We arrived at our spot and broke out the gear. Side-drifting eggs and corkies was the order of the day. We were equipped with G Loomis spinning rods and silky smooth reels, a perfect combination to handle even the bigger chinook that make the long journey home. These fish are hard fighting brutes as we would find out over the next two days.

Minutes into the first drift Rob called out “Fish On” and was into a beautiful king salmon. The fish made multiple runs and jumps as we went through one set of rapids and then another. Finally, wore out (the fish that is), our deckhand Clayton skillfully swooped the fish up as Rob guided it in. Just like that, five minutes into our first day we had the skunk out of the boat.



“That’s just the start guys, pull em up and let’s hit that drift again, the fish are in here!” Gabe didn’t need to tell us twice as the five other anglers on the boat eyed what they hoped would be on the end of their lines next.

We continued on throughout the morning, picking off a fish at this spot, another at that spot… so it went. More strong chinook, running 12-18 pounds, and throw in a few jacks for good measure and we had the makings of productive morning. Everyone got a fish, that is, except for me. I touched a couple but just didn’t the hook to set. Oh well. As I’ve gotten older I find more and more it’s about the experience and the actual fish are secondary. And what an experience the fishing this stretch of the Snake is! You feel like you’ve gone back in a time machine as the canyon walls close in on you like some scene out of Jurassic Park.

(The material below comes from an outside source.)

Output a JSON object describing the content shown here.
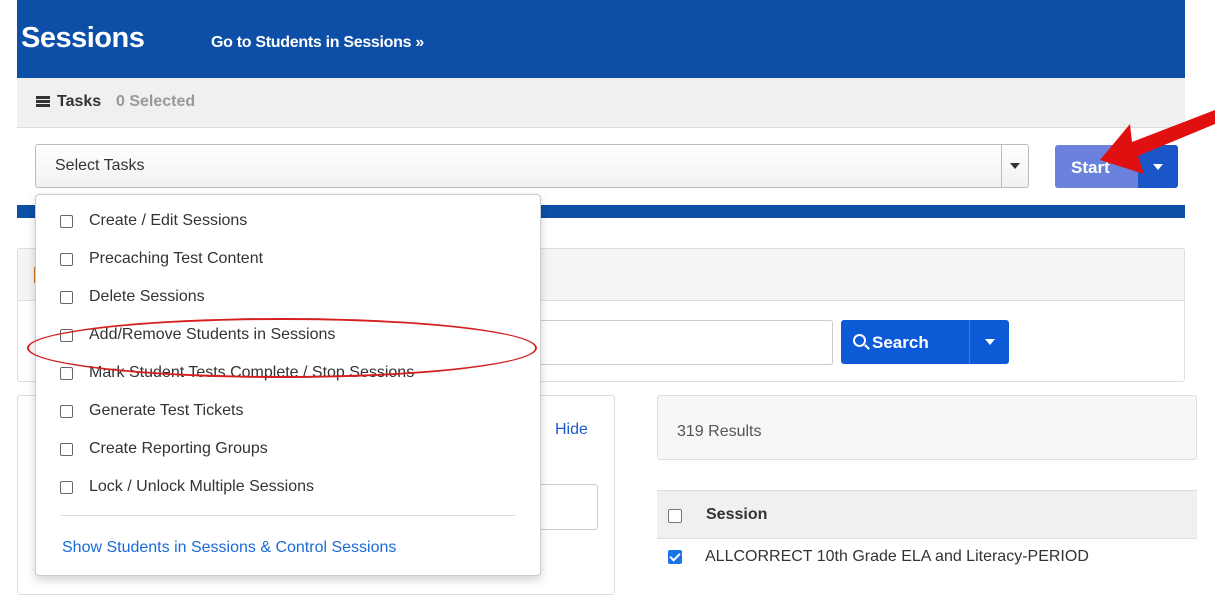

As the morning lengthened Gabe announced it was time to put the rods away for a few hours and begin the second part of our adventure, the “blast” part of Cast and Blast. Our quarry was Chukar, an upland bird that is a member of the partridge family. A little bigger than a quail, chukars are covey birds. Our first sighting of chukar was eight to ten birds lined up on a rock, watching us watch them. Gabe edged the boat to a sandy spot and three hunters stepped off and headed toward the birds. In a matter of a few seconds they flushed up and away. Bamm! Shoot guns rang out and we watched two birds drop to the ground. Allie, Gabe’s German Short Hair, jumped to action and climbed over rocks and through prickly brush, returning with our first birds of the trip. And it was my first chukar, by the way.

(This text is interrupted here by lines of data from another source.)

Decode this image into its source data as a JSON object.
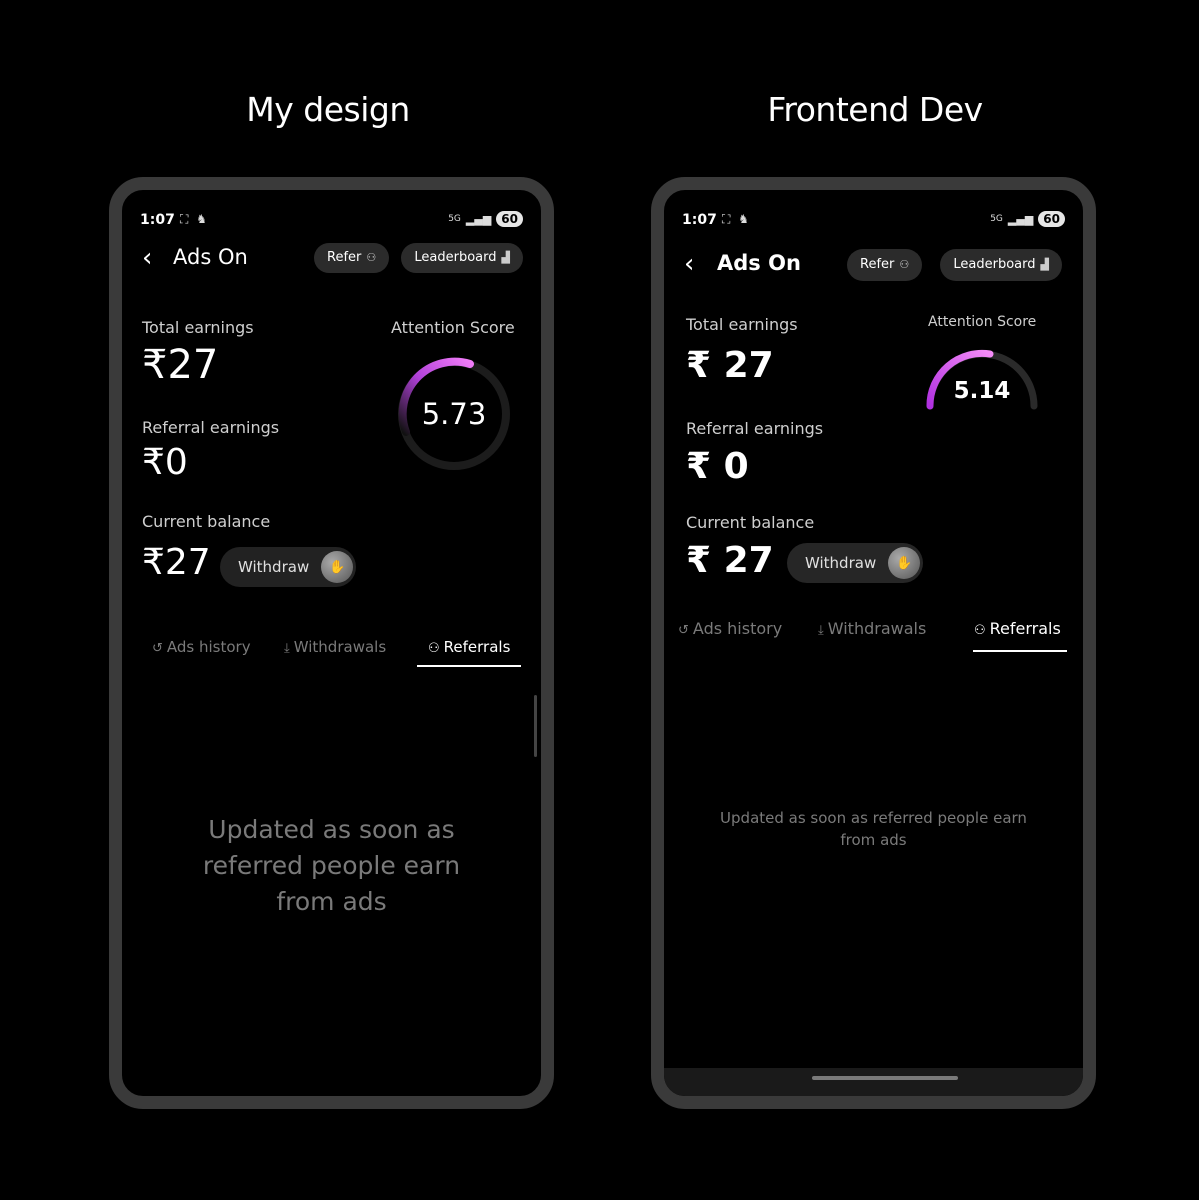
{
  "headings": {
    "left": "My design",
    "right": "Frontend Dev"
  },
  "left_phone": {
    "status": {
      "time": "1:07",
      "icons": "⛶ ♞",
      "network": "5G",
      "battery": "60"
    },
    "title": "Ads On",
    "refer_label": "Refer",
    "leaderboard_label": "Leaderboard",
    "total_earnings_label": "Total earnings",
    "total_earnings_value": "₹27",
    "attention_label": "Attention Score",
    "attention_score": "5.73",
    "referral_label": "Referral earnings",
    "referral_value": "₹0",
    "balance_label": "Current balance",
    "balance_value": "₹27",
    "withdraw_label": "Withdraw",
    "tabs": [
      {
        "label": "Ads history",
        "icon": "history-icon"
      },
      {
        "label": "Withdrawals",
        "icon": "hand-coin-icon"
      },
      {
        "label": "Referrals",
        "icon": "people-icon"
      }
    ],
    "empty_line1": "Updated as soon as",
    "empty_line2": "referred people earn",
    "empty_line3": "from ads"
  },
  "right_phone": {
    "status": {
      "time": "1:07",
      "icons": "⛶ ♞",
      "network": "5G",
      "battery": "60"
    },
    "title": "Ads On",
    "refer_label": "Refer",
    "leaderboard_label": "Leaderboard",
    "total_earnings_label": "Total earnings",
    "total_earnings_value": "₹ 27",
    "attention_label": "Attention Score",
    "attention_score": "5.14",
    "referral_label": "Referral earnings",
    "referral_value": "₹ 0",
    "balance_label": "Current balance",
    "balance_value": "₹ 27",
    "withdraw_label": "Withdraw",
    "tabs": [
      {
        "label": "Ads history",
        "icon": "history-icon"
      },
      {
        "label": "Withdrawals",
        "icon": "hand-coin-icon"
      },
      {
        "label": "Referrals",
        "icon": "people-icon"
      }
    ],
    "empty_line1": "Updated as soon as referred people earn",
    "empty_line2": "from ads"
  },
  "colors": {
    "accent_magenta": "#e040fb",
    "chip_bg": "#2b2b2b",
    "frame": "#3a3a3a"
  }
}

A word to the wise when hunting chukar along the Snake River – be prepared for a workout. Our first flush was pretty easy, but our second flush found us climbing up a thirty to forty five degree hillside of broken rocks, shale, granite and slick basalt. Throw into the mix cactus and a small shrub that managed to leave its needles in just about every part of my body and you have a real hunter’s challenge. I made the terrible error of not bringing a good pair of ankle high hiking boots. That’s not a mistake I will ever make again, I can promise you that. The chance of turning an ankle is very real so come prepared. I would also recommend long pants, despite the heat of Hells Canyon, to give you proper protection for your legs. Finally, a hat and sunglasses are essential. Water we had plenty of on our boat.

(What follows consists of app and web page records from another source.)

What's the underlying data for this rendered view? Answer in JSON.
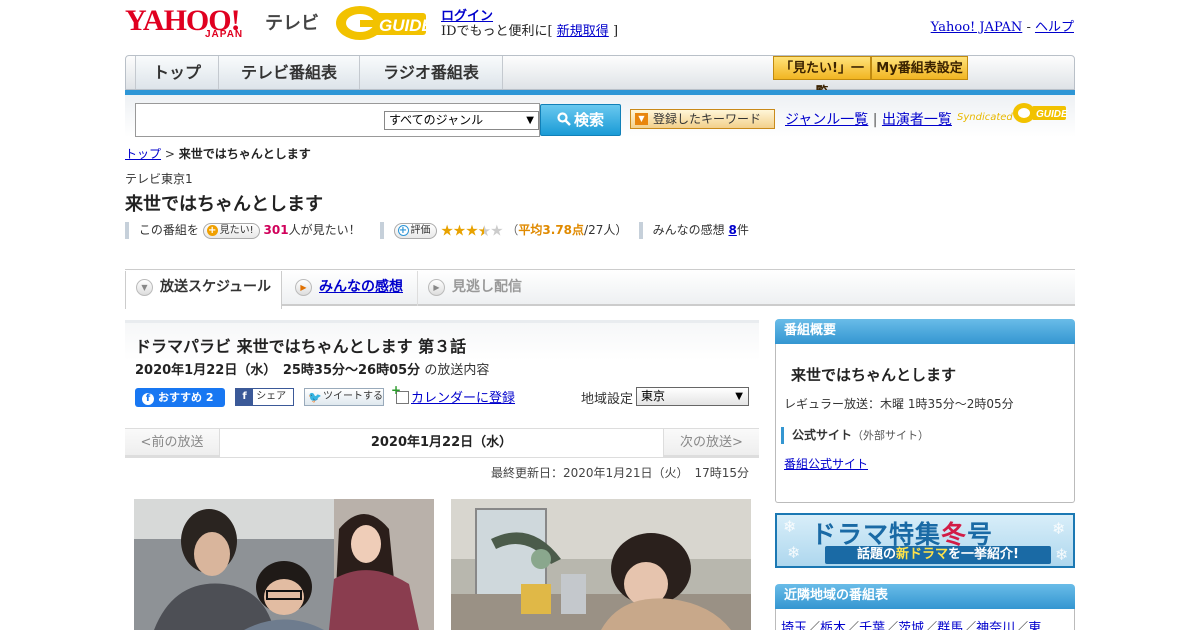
{
  "header": {
    "logo_yahoo": "YAHOO!",
    "logo_japan": "JAPAN",
    "logo_tv": "テレビ",
    "gguide_text": "GUIDE",
    "login": "ログイン",
    "id_prefix": "IDでもっと便利に[",
    "signup": "新規取得",
    "id_suffix": "]",
    "yahoo_japan_link": "Yahoo! JAPAN",
    "link_sep": "-",
    "help_link": "ヘルプ"
  },
  "nav": {
    "tabs": [
      {
        "label": "トップ"
      },
      {
        "label": "テレビ番組表"
      },
      {
        "label": "ラジオ番組表"
      }
    ],
    "mitai_list": "「見たい!」一覧",
    "my_schedule": "My番組表設定"
  },
  "search": {
    "genre_selected": "すべてのジャンル",
    "button": "検索",
    "keyword_button": "登録したキーワード",
    "genre_list": "ジャンル一覧",
    "divider": "|",
    "cast_list": "出演者一覧",
    "syndicated": "Syndicated"
  },
  "breadcrumb": {
    "top": "トップ",
    "sep": ">",
    "current": "来世ではちゃんとします"
  },
  "program": {
    "channel": "テレビ東京1",
    "title": "来世ではちゃんとします",
    "mitai_prefix": "この番組を",
    "mitai_pill": "見たい!",
    "mitai_count": "301",
    "mitai_suffix": "人が見たい！",
    "rating_pill": "評価",
    "rating_stars": 3.78,
    "rating_open": "（",
    "rating_avg": "平均3.78点",
    "rating_count": "/27人）",
    "impressions_prefix": "みんなの感想",
    "impressions_count": "8",
    "impressions_suffix": "件"
  },
  "tabs": {
    "schedule": "放送スケジュール",
    "impressions": "みんなの感想",
    "streaming": "見逃し配信"
  },
  "episode": {
    "title": "ドラマパラビ 来世ではちゃんとします 第３話",
    "date_bold": "2020年1月22日（水）　25時35分～26時05分",
    "date_suffix": "の放送内容",
    "fb_label": "おすすめ 2",
    "share_label": "シェア",
    "tweet_label": "ツイートする",
    "calendar_label": "カレンダーに登録",
    "region_label": "地域設定",
    "region_selected": "東京",
    "prev": "<前の放送",
    "current_date": "2020年1月22日（水）",
    "next": "次の放送>",
    "updated": "最終更新日：2020年1月21日（火）　17時15分"
  },
  "summary": {
    "header": "番組概要",
    "title": "来世ではちゃんとします",
    "regular": "レギュラー放送：木曜 1時35分～2時05分",
    "official_label": "公式サイト",
    "official_note": "（外部サイト）",
    "official_link": "番組公式サイト"
  },
  "banner": {
    "title_a": "ドラマ特集",
    "title_b": "冬",
    "title_c": "号",
    "sub_a": "話題の",
    "sub_b": "新ドラマ",
    "sub_c": "を一挙紹介!"
  },
  "nearby": {
    "header": "近隣地域の番組表",
    "links": [
      "埼玉",
      "栃木",
      "千葉",
      "茨城",
      "群馬",
      "神奈川",
      "東"
    ]
  },
  "colors": {
    "accent_blue": "#2e96d6",
    "yahoo_red": "#e00020",
    "link": "#0000cc",
    "star": "#e8a200",
    "mitai_count": "#d0005a"
  }
}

Gabe had our day planned out to fish, hunt, fish, and hunt again. Methodical in his planning, he has been hunting and fishing Hells Canyon for many years and knows the river and surrounding hills down to each riffle and rock. He knew the best time to fish would be first thing, as the chukars like coming down to water in the later morning and then will climb back up the slope during the day.
Our two days of Cast and Blast continued on as we got into a comfortable routine of catching fish and shooting chukars. The weekend went by much too quickly like all good trips do. In the end, new friendships formed, our group headed home with coolers packed with fresh chinook and chukar, and our minds packed with awesome memories of an adventure I can hardly wait to repeat. While the Cast and Blast adventures are only available at certain times of the year, there is fishing practically year round for steelhead, over-sized sturgeon, trout, catfish, and the ever present smallmouth bass.



To learn more and go on your own Hells Canyon adventure, contact Gabe Castle at Snake Dancer Excursions 1-800-234-1941.